# Exercise
Search the entries below for "marked". Report each line where it occurs.

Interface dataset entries

- Opening Delimiter -

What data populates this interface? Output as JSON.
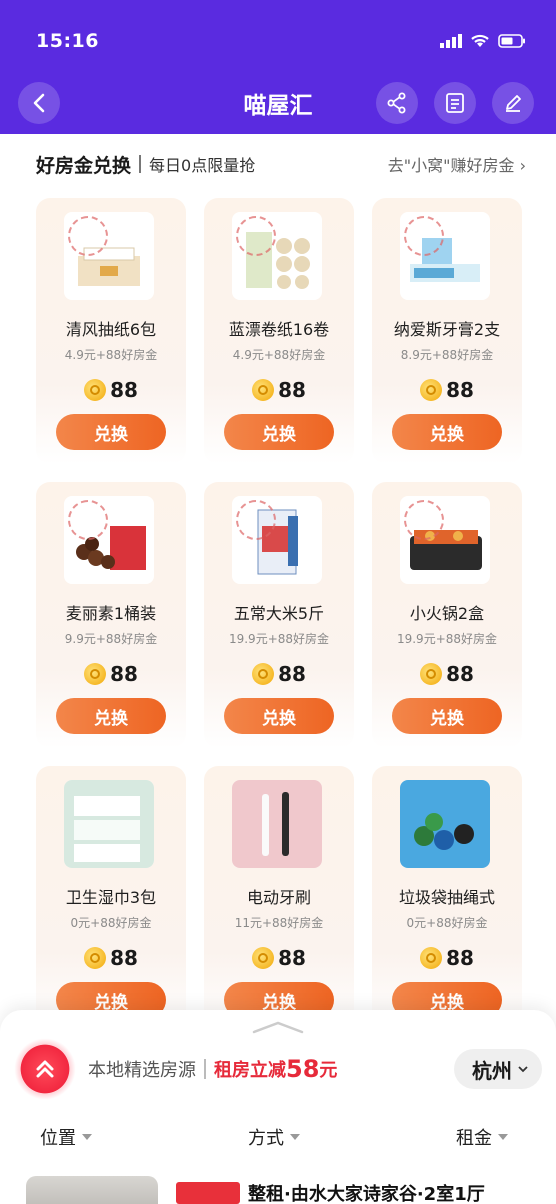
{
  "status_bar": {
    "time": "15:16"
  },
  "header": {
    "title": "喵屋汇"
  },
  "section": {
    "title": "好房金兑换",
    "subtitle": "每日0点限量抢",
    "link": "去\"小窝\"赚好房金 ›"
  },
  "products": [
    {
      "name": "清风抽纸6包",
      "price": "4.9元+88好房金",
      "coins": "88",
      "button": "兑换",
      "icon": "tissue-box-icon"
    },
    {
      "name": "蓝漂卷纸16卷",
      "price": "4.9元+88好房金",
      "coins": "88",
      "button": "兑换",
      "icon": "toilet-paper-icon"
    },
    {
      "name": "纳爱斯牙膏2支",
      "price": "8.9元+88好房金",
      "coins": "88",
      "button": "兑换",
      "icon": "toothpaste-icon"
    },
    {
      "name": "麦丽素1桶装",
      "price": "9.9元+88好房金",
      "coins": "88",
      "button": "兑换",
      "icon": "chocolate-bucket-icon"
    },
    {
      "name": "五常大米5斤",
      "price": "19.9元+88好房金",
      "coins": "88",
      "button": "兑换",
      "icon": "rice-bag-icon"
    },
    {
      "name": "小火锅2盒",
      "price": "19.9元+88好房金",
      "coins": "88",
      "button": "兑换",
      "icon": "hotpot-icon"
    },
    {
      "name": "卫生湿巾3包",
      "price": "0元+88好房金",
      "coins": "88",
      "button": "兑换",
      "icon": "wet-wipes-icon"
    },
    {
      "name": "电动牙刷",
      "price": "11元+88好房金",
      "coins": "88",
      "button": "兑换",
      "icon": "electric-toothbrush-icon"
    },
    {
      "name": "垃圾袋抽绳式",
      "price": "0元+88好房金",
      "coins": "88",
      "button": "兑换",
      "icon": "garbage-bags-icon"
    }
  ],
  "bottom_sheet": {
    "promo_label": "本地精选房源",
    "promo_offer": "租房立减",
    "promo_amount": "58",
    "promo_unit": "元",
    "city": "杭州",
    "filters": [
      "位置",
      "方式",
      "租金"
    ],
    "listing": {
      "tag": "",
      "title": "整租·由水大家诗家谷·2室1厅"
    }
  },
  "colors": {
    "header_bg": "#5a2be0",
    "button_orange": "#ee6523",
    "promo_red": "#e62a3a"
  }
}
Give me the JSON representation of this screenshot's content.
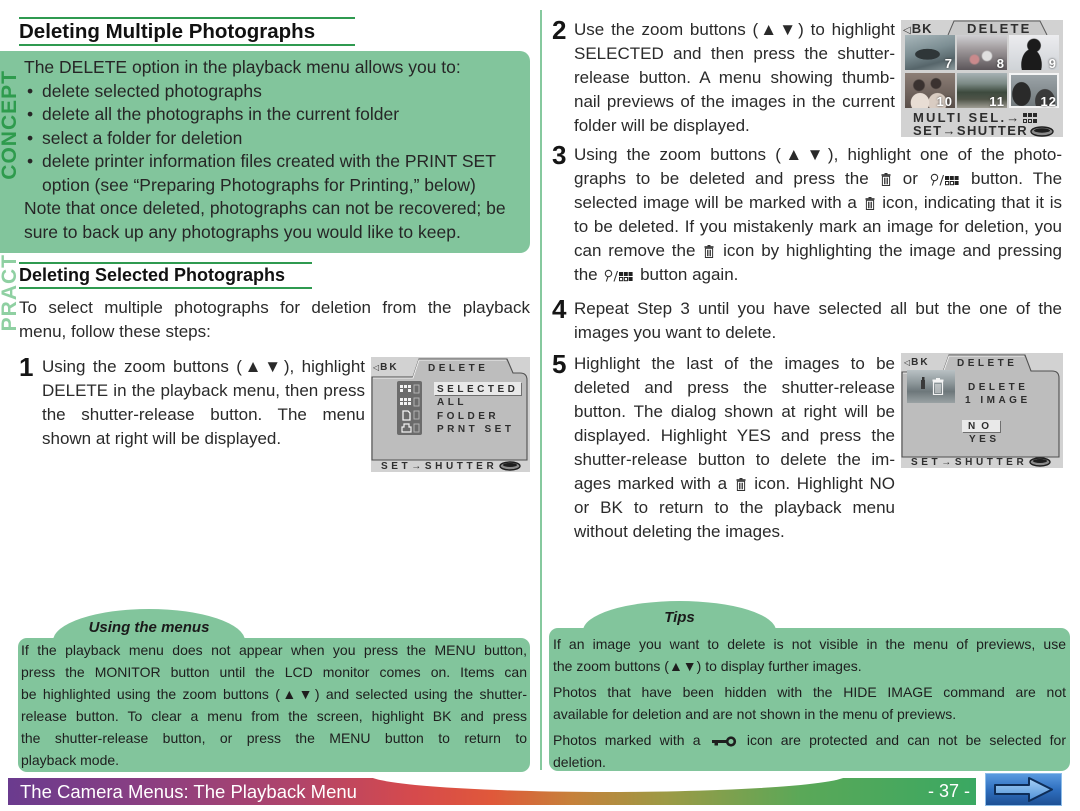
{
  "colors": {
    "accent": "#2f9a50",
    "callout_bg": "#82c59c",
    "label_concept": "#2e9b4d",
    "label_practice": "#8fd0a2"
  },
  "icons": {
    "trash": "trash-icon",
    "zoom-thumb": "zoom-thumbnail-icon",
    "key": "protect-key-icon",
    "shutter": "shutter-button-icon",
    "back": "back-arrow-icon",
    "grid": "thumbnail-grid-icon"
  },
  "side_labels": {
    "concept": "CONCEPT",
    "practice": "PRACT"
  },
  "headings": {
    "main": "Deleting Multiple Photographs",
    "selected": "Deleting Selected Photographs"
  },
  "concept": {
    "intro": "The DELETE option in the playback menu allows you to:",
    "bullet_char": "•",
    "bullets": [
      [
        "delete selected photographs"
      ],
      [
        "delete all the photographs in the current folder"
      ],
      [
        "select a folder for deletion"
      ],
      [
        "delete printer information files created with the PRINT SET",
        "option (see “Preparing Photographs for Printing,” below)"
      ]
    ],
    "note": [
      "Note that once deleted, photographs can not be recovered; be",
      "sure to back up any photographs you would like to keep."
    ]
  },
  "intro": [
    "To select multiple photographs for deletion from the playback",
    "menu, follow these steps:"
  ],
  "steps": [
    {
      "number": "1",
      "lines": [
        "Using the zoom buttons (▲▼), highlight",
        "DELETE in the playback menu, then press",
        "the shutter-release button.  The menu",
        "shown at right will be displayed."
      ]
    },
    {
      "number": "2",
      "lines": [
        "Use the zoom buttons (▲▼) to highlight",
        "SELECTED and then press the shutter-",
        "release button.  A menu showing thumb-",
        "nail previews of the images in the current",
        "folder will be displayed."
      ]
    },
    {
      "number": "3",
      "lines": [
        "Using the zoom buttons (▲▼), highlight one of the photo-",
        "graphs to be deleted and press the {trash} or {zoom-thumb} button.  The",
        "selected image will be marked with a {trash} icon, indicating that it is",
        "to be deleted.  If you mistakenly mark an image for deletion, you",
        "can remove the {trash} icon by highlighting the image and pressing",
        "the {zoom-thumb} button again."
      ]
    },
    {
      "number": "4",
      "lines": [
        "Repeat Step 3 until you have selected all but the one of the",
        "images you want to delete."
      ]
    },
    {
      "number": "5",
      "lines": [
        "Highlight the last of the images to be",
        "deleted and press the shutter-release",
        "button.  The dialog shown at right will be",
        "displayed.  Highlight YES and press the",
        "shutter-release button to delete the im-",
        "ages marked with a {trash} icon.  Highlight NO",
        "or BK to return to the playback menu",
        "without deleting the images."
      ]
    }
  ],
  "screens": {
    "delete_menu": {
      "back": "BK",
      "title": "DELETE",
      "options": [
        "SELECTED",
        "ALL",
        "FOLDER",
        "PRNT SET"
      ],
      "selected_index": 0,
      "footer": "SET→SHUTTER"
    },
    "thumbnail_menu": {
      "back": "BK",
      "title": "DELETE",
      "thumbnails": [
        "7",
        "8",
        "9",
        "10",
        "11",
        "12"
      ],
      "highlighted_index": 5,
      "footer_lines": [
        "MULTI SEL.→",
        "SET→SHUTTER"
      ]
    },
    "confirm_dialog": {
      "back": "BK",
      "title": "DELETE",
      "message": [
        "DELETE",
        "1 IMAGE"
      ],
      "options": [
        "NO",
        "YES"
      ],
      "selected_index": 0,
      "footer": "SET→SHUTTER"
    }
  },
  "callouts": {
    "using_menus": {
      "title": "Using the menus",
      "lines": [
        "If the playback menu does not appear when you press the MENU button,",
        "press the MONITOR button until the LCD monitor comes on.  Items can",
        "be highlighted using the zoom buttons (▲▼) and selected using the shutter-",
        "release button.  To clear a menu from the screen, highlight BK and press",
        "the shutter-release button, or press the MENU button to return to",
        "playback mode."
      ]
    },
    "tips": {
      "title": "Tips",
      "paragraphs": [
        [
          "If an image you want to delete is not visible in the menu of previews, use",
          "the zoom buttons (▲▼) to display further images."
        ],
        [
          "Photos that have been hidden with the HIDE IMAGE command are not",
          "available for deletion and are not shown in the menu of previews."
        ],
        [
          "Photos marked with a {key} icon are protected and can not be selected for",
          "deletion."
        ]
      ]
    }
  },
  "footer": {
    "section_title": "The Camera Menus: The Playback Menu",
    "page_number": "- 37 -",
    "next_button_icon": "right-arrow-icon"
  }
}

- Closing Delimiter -
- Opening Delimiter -

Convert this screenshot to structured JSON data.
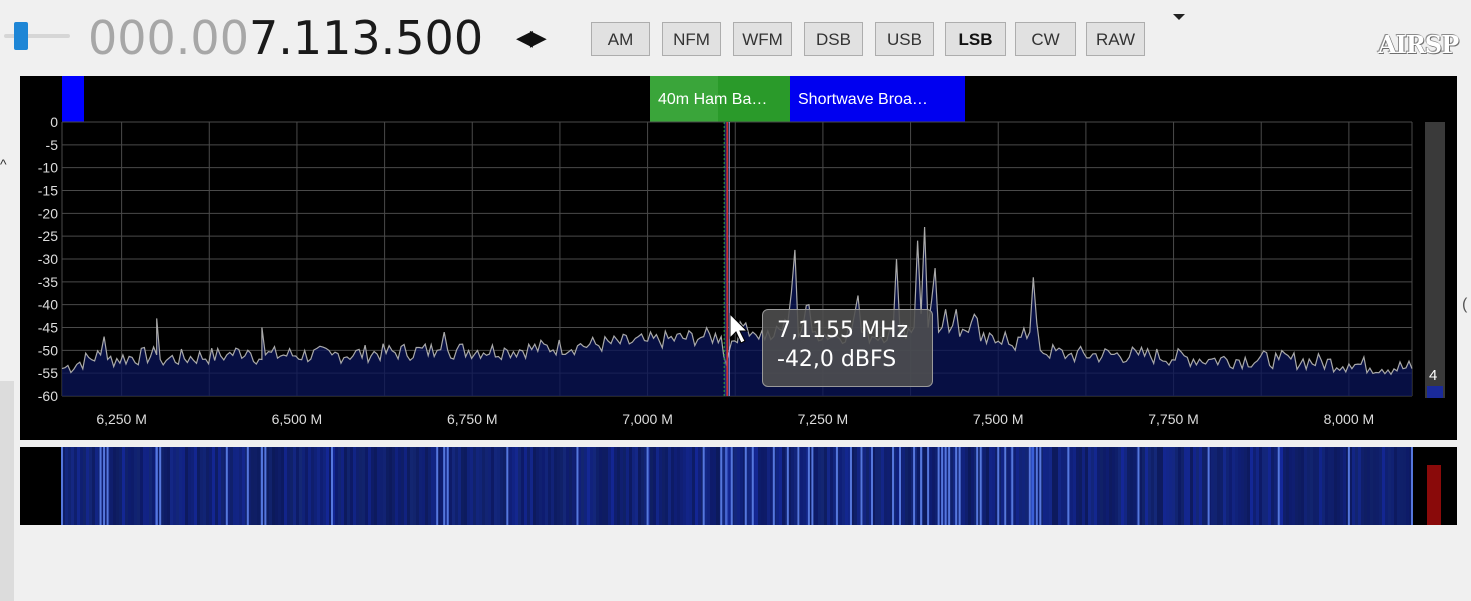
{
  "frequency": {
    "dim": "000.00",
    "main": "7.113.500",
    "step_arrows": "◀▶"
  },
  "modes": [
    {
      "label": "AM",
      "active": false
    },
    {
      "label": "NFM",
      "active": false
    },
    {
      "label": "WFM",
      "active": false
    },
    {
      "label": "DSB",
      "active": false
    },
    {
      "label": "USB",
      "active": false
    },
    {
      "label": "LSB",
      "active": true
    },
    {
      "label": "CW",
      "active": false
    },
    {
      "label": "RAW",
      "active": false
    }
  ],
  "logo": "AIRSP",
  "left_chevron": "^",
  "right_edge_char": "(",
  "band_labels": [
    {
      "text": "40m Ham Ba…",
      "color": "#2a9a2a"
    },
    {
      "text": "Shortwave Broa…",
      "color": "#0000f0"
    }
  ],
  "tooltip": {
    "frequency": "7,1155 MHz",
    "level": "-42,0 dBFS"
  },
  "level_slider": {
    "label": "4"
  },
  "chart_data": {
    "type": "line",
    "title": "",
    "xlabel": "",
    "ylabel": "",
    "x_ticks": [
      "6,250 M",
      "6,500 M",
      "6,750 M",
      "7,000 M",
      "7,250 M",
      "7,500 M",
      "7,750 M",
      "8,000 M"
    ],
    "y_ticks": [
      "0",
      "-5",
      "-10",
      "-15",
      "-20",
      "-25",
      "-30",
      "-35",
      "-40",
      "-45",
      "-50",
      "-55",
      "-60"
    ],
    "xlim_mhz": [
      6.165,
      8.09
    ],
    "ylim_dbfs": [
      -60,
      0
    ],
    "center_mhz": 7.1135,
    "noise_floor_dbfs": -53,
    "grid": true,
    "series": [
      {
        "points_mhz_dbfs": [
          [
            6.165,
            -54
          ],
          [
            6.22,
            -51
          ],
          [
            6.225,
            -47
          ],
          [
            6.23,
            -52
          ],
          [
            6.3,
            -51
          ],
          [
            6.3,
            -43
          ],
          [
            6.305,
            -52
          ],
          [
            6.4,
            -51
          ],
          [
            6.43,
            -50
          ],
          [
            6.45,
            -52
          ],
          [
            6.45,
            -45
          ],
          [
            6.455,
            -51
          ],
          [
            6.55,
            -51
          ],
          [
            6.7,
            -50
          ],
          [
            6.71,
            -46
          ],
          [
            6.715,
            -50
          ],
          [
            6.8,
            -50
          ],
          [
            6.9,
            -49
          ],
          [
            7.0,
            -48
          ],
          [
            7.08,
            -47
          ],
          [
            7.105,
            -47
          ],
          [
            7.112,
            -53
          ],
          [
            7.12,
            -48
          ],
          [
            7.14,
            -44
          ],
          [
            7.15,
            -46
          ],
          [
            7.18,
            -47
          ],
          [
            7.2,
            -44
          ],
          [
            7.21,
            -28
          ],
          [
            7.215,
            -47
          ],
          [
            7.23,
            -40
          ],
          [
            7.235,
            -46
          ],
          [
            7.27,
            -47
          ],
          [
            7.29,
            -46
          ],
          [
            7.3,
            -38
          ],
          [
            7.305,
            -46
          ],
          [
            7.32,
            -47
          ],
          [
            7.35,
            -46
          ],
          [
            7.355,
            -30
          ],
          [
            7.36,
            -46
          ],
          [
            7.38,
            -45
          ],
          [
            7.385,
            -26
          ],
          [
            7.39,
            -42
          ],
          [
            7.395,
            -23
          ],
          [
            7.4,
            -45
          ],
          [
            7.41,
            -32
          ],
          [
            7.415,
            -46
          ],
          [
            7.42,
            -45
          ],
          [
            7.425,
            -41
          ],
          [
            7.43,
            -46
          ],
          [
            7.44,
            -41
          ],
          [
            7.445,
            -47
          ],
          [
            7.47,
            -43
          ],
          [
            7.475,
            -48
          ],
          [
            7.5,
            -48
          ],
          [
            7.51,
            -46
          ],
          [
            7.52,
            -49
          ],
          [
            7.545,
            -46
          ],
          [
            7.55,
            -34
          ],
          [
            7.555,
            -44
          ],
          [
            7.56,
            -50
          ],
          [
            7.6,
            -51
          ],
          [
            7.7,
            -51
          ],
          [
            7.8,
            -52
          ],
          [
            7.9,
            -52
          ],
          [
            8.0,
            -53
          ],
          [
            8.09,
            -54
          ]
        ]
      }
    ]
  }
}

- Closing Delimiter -

# Output for this exercise
        "selected image will be marked with a {trash} icon, indicating that it is",
        "ages marked with a {trash} icon.  Highlight NO",
          "Photos marked with a {key} icon are protected and can not be selected for",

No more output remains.